*Recorded data*:
***
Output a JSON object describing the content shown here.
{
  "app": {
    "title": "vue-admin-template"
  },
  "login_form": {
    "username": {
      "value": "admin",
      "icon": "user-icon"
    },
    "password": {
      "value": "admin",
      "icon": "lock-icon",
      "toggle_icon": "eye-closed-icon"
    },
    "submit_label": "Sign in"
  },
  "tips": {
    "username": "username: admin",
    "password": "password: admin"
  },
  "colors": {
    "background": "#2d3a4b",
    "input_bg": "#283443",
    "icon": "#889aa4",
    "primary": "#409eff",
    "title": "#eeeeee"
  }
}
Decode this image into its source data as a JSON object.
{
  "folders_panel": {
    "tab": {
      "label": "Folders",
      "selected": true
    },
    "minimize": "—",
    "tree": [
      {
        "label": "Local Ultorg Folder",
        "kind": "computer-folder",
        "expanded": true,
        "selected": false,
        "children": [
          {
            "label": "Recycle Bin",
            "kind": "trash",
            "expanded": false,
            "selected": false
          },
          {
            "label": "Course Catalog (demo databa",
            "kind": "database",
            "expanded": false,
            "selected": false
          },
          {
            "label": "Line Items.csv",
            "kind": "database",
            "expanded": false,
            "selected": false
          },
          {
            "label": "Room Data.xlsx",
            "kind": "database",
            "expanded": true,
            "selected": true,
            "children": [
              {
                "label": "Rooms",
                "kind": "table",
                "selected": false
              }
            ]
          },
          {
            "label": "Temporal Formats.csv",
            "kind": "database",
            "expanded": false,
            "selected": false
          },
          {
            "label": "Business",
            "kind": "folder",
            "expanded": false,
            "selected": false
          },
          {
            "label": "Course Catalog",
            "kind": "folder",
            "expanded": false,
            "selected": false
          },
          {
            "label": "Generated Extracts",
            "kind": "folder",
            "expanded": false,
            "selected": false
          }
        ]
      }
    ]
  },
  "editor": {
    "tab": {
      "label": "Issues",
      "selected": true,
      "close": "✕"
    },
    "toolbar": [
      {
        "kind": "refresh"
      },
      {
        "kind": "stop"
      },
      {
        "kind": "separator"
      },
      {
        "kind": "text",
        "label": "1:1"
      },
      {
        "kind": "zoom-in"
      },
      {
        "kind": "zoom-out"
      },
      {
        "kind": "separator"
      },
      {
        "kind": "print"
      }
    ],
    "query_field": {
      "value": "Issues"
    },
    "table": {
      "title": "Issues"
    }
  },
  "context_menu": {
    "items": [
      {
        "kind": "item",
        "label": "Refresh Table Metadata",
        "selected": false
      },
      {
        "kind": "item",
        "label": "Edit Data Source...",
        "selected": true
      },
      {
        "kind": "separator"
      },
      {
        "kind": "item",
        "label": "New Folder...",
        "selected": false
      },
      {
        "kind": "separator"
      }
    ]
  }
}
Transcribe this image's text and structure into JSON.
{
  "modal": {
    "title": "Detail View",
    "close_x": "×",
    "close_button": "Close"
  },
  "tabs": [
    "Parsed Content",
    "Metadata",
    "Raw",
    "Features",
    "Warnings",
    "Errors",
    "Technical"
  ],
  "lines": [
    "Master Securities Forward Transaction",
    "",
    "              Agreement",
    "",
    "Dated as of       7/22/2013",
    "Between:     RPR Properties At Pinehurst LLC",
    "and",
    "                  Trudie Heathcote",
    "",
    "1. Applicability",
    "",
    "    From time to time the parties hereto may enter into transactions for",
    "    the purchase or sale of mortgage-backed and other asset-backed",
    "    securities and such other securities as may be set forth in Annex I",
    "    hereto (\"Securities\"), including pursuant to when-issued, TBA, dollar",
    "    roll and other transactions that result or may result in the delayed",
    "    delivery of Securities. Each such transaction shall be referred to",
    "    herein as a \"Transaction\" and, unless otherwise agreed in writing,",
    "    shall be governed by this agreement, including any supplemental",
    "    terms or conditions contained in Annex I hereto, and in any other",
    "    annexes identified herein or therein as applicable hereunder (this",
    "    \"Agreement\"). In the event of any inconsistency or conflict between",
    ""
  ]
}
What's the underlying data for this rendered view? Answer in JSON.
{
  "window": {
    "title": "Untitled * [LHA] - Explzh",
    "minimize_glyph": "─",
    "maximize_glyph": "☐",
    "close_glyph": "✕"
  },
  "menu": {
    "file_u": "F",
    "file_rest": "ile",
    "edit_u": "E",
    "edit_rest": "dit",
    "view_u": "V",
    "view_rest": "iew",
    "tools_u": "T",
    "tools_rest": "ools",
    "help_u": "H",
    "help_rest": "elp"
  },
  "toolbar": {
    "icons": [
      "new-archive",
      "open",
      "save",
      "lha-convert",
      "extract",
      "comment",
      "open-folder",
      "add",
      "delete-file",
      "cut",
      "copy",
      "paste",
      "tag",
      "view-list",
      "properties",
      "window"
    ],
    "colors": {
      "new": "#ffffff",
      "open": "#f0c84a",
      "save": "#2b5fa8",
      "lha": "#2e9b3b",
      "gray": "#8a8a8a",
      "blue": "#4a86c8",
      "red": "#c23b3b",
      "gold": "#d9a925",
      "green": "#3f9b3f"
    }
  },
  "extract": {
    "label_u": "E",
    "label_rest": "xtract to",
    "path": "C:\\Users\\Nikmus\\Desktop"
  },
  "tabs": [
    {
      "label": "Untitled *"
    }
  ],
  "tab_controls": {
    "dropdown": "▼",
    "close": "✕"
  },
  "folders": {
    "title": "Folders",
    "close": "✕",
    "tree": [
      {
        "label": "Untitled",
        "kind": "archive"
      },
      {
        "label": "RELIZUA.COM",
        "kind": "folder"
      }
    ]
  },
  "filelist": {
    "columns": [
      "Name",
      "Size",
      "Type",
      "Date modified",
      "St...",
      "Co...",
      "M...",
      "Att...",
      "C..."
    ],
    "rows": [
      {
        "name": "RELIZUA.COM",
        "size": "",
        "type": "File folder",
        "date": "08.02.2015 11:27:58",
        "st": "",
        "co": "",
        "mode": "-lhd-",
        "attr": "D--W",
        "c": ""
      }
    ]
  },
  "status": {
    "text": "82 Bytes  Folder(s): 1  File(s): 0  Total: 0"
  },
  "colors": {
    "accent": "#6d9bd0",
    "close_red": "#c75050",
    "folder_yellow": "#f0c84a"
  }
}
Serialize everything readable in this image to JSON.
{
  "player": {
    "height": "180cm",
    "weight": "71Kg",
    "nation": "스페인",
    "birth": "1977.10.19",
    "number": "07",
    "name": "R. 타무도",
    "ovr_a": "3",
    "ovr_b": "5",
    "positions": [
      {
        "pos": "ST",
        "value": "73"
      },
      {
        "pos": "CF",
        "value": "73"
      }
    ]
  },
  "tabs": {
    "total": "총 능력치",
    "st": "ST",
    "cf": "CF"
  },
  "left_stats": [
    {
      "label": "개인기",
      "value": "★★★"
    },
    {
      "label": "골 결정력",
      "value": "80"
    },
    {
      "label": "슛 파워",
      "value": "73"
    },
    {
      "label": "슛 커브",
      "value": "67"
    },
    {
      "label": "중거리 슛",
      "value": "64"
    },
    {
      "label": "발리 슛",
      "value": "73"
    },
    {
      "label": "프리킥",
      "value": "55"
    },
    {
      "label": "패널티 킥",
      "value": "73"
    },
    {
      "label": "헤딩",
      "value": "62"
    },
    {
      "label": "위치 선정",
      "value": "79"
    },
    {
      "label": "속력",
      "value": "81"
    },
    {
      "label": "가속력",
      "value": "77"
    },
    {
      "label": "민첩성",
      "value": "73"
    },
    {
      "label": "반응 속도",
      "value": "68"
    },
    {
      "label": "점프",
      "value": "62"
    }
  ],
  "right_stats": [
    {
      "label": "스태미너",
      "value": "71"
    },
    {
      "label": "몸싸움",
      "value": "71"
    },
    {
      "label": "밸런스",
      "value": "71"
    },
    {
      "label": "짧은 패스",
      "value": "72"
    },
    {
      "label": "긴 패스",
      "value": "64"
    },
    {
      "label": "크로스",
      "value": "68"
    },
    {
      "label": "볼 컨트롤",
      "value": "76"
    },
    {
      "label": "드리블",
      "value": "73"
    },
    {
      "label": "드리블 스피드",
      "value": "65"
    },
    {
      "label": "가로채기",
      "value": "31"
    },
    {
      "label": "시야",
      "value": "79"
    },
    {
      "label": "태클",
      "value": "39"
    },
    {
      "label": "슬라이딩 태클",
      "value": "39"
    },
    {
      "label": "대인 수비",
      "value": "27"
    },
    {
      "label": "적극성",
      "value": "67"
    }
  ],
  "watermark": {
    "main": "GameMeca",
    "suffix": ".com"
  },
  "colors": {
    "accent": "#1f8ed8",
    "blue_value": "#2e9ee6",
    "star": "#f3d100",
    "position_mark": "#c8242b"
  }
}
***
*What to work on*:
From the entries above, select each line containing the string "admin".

*Expected answer*:
    "title": "vue-admin-template"
      "value": "admin",
      "value": "admin",
    "username": "username: admin",
    "password": "password: admin"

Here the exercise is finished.